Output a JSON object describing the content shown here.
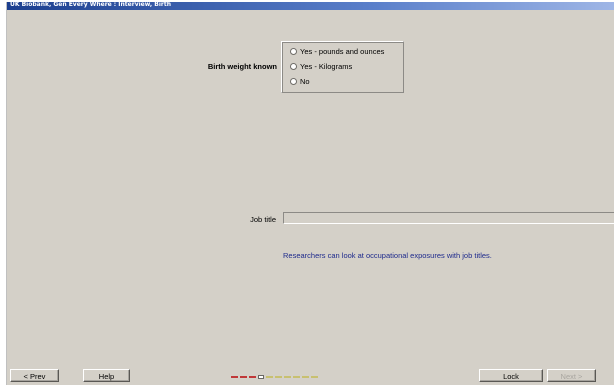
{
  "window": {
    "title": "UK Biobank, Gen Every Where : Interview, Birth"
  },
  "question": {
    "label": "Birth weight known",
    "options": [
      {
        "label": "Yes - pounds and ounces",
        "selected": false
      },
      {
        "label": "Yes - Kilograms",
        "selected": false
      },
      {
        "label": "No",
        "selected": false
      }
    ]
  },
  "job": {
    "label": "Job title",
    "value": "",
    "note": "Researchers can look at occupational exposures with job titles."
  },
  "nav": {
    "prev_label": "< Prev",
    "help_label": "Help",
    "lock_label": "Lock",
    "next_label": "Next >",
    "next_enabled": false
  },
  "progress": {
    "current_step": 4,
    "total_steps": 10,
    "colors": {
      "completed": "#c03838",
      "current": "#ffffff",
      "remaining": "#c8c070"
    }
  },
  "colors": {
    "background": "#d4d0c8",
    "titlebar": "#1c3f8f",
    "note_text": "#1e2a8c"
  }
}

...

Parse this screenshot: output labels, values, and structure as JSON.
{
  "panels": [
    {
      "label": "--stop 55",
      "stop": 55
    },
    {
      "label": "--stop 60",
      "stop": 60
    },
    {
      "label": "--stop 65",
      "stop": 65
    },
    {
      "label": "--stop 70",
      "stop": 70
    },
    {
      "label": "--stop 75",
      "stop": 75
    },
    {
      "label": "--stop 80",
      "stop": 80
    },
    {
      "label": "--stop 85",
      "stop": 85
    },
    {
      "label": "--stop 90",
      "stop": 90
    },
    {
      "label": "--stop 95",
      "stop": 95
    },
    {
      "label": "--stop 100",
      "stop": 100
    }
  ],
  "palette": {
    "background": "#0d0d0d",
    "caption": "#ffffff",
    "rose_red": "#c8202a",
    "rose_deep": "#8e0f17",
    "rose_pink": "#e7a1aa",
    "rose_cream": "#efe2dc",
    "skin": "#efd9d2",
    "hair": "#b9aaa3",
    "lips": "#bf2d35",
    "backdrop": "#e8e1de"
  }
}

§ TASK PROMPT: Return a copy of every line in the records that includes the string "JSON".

§ SOLUTION TO THIS TASK:
Output a JSON object describing the content shown here.
Parse this screenshot: output labels, values, and structure as JSON.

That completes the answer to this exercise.